▶ Provided records
- - - - -
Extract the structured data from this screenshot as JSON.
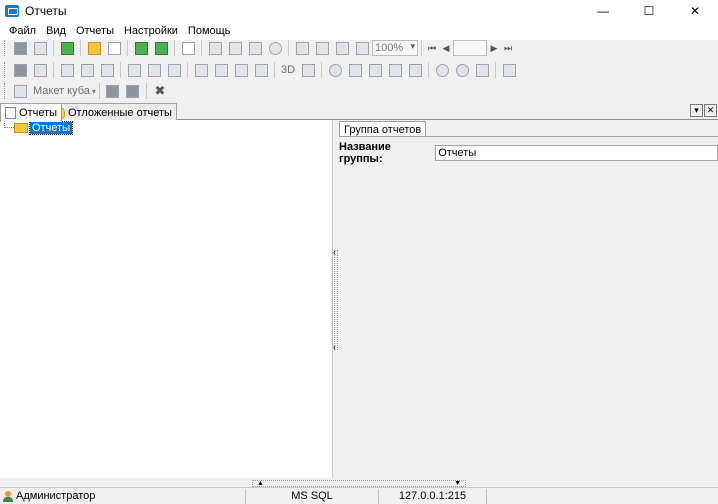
{
  "window": {
    "title": "Отчеты",
    "min_glyph": "—",
    "max_glyph": "☐",
    "close_glyph": "✕"
  },
  "menu": [
    "Файл",
    "Вид",
    "Отчеты",
    "Настройки",
    "Помощь"
  ],
  "toolbar": {
    "zoom": "100%",
    "three_d": "3D",
    "cube_layout": "Макет куба"
  },
  "tabs": [
    {
      "label": "Отчеты"
    },
    {
      "label": "Отложенные отчеты"
    }
  ],
  "tab_controls": {
    "dropdown": "▾",
    "close": "✕"
  },
  "tree": {
    "root_label": "Отчеты"
  },
  "right": {
    "tab_label": "Группа отчетов",
    "field_label": "Название группы:",
    "field_value": "Отчеты"
  },
  "status": {
    "user": "Администратор",
    "db": "MS SQL",
    "server": "127.0.0.1:215"
  }
}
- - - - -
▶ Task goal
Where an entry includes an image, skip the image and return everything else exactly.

▶ Worked solution
Extract the structured data from this screenshot as JSON.
{
  "window": {
    "title": "Отчеты",
    "min_glyph": "—",
    "max_glyph": "☐",
    "close_glyph": "✕"
  },
  "menu": [
    "Файл",
    "Вид",
    "Отчеты",
    "Настройки",
    "Помощь"
  ],
  "toolbar": {
    "zoom": "100%",
    "three_d": "3D",
    "cube_layout": "Макет куба"
  },
  "tabs": [
    {
      "label": "Отчеты"
    },
    {
      "label": "Отложенные отчеты"
    }
  ],
  "tab_controls": {
    "dropdown": "▾",
    "close": "✕"
  },
  "tree": {
    "root_label": "Отчеты"
  },
  "right": {
    "tab_label": "Группа отчетов",
    "field_label": "Название группы:",
    "field_value": "Отчеты"
  },
  "status": {
    "user": "Администратор",
    "db": "MS SQL",
    "server": "127.0.0.1:215"
  }
}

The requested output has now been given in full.